Life is hard. We are often set upon a path which leads us to a place where we fully recognize that we have no authority or control. We must understand that these storms are purposed for us. God alone knows the road that we must travel down, a road that leads to His perfect will. Again, God’s plan is flawless, but it’s not always easy, and it’s not always painless.
In our pursuit of God, or quite possibly His pursuit of us, we will experience purposed storms, we will be thoroughly tested, and we will most assuredly leave these interactions with scars. It’s at the point of trial, as those scars are being formed, where our trust in God should lead us to an enduring patience and restraint.
If we really want to find the calm of God within the storms of life, we must show the purposed restraint of Christ. We must trust through adversity, and we must allow that flawless plan of God to unfold before eyes that are focused on His sovereignty and not on our schemes to relieve the pressure of a painful situation through our own means.
What must we endure to be within the will of God? The Bible promises trials. We’ve been warned. We should be prepared.
James 1:2-8 tells us…
“Count it all joy, my brothers, when you meet trials of various kinds, for you know that the testing of your faith produces steadfastness. And let steadfastness have its full effect, that you may be perfect and complete, lacking in nothing. If any of you lacks wisdom, let him ask God, who gives generously to all without reproach, and it will be given him. But let him ask in faith, with no doubting, for the one who doubts is like a wave of the sea that is driven and tossed by the wind. For that person must not suppose that he will receive anything from the Lord; he is a double-minded man, unstable in all his ways.”
The ESV uses the word “steadfastness” in this verse. It simply means "dutifully firm and unwavering.” I would add that it implies an aspect of “trusting restraint" in the plan and methods of God to move us from one level of relationship to another level, a level that is deeper and more profound. The plan and methods of God may be painful at times, but they are flawless in every respect. It’s hard to see that truth in the middle of the storm, but a relevant relationship with God should reveal to us His strength, which, in turn, should enable in us an unshakeable trust…even when we’re unsure of what He’s doing or where He’s taking us.
The testing of our faith should be a catalyst for restraint, and, as stated in the verse above, in it’s full effect, that restraint (trusting and waiting on God) will leave us “perfect and complete, lacking nothing.” But, so often, we must go through the storm to harvest these wonderful promises.
When the storms of life present themselves, we should possibly only pray for God to “present” Himself. Instead of getting caught up in asking God to “fix it” our way, maybe we should just pray that we could have a recognition of God’s presence as the waves toss the boat? And, our prayers to God should be from a heart that is doubtless and full of faith, even if it’s God’s will that the storm should continue for a season, as often it is.

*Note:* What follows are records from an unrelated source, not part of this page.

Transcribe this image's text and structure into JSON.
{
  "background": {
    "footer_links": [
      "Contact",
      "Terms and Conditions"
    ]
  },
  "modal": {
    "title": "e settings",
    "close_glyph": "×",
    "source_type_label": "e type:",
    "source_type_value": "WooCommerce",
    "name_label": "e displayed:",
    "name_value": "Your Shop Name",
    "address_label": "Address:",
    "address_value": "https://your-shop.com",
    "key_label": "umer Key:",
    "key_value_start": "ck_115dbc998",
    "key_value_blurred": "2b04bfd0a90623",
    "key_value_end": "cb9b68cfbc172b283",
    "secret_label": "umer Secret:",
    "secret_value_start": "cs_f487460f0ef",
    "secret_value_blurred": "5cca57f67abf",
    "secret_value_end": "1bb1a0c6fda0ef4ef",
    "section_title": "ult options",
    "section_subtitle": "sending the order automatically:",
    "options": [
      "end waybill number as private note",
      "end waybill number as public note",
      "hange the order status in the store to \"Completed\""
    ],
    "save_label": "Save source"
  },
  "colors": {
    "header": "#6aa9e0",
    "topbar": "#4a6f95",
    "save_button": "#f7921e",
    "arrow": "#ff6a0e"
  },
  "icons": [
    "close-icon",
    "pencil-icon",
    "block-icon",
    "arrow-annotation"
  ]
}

God isn’t “blowing our boat” in a random direction. He’s driving it, often with hard winds and mighty waves, directly to a planned destination where we will have a sincere recognition of His will and sovereignty, and where we can see a profound and very clear depiction of His glory. Sometimes we have to wait out the storm, trusting and restrained under the perfect protection of His might hand.
If we really want the calm of God in the middle of adversity, we should plan to exercise a trusting restraint, a manifestation of our real and growing relationship with a God who is willing to lead us far beyond the predetermined walls of our comfort zone, to find the glory of His will…a real glory that may only be found by us in situations where our feet can no longer touch the bottom.
Keith Beatty is a Worship, Missions and Media Pastor living in North Alabama. He's excited and very humbled to be a follower of Jesus Christ!